Under a cloud of tariffs on Chinese-made goods, Best Buy Co. reported higher-than-expected results for the first quarter, led by sales of appliances, wearables and tablets.
The Richfield, Minn.-based retailer blew past analysts’ profit expectations and were in line on other measures, pushing its stock up 2% in premarket trading.
Executives said they remained confident about the rest of the year, reconfirming the guidance they had previously given to investors about full-year results.
“This outlook balances our better-than-expected Q1 earnings, the fact that it is early in the year and our best estimate of the impact associated with the recent increase in tariffs on goods imported from China,” Hubert Joly, the company’s chief executive, said in a statement.
Tariffs on about $200 billion worth of China imports are scheduled to rise to 25% from 10% on June 1.
Best Buy earned 98 cents per share for the three months ended May 4, 11 cents higher than analysts were expecting.
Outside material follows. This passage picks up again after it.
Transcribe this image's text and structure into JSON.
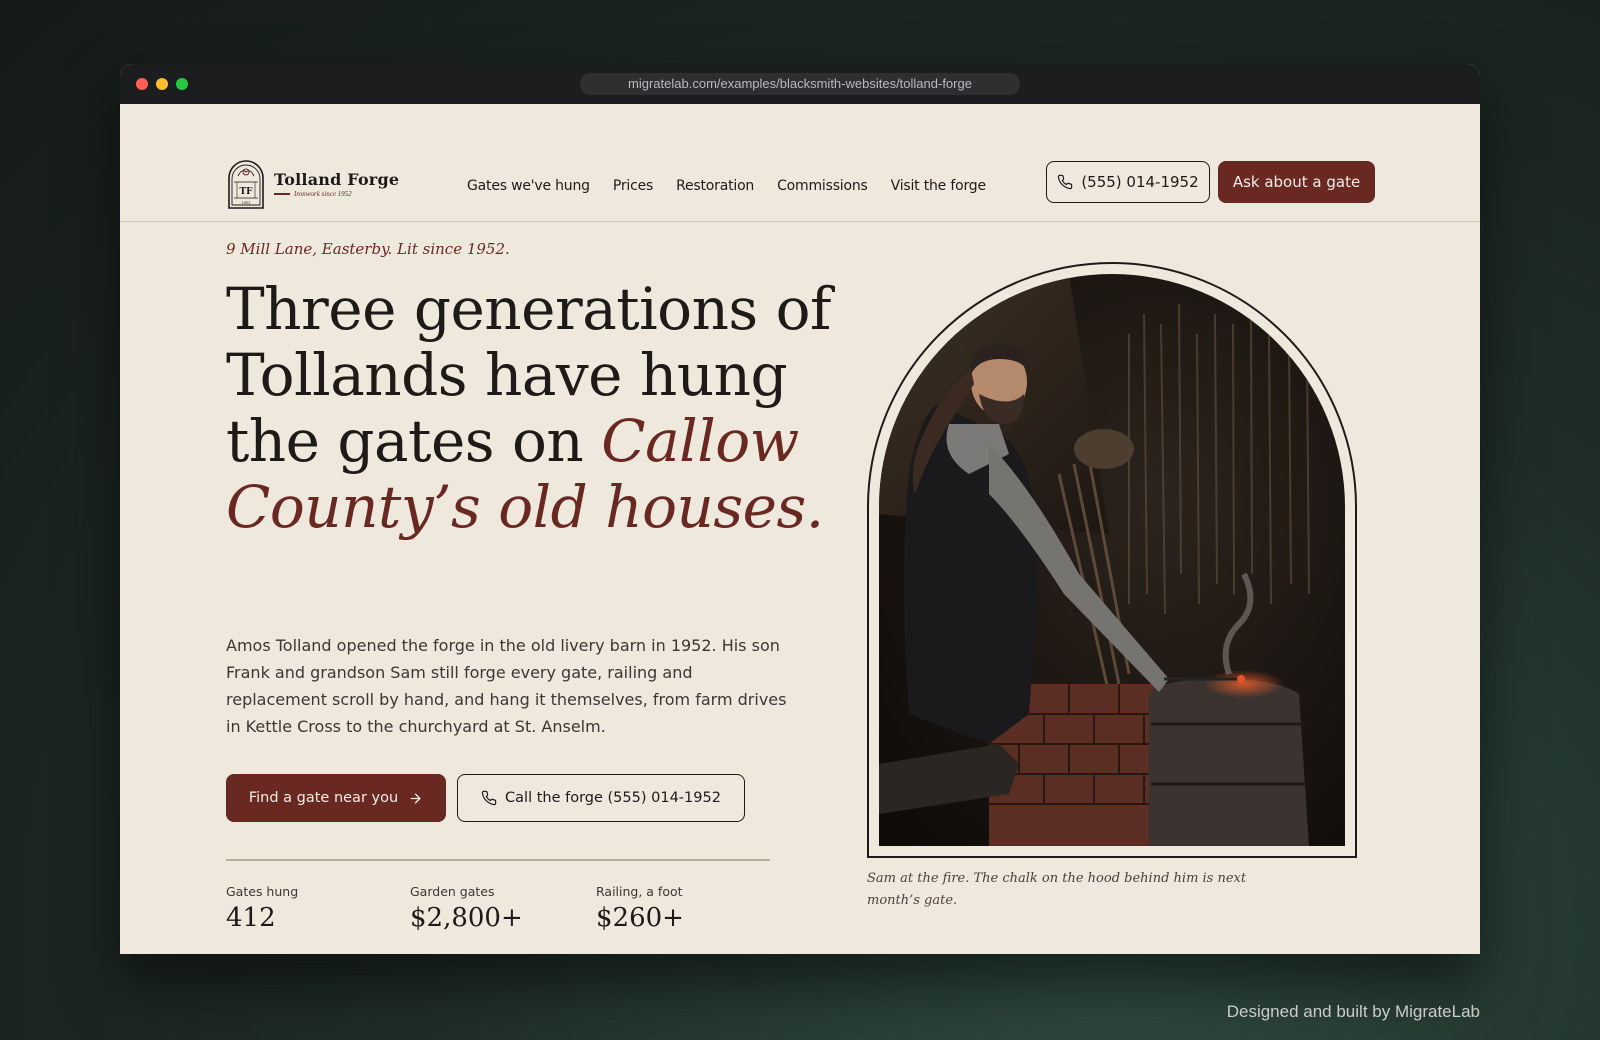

Adjusted for one-time events, Best Buy earned $1.02 per share, 15 cents higher than expected.
Sales across domestic and international operations were flat, at $9.1 billion, while comparable sales among stores open at least a year rose 1.1%.
Online sales were up 14.5% and amounted to 15.4% of U.S. sales.
For the full year, Best Buy expects sales growth of 0.5% to 2.5%, revenue in the $42.9 billion to $43.9 billion range and earnings per share of $5.45 to $5.65.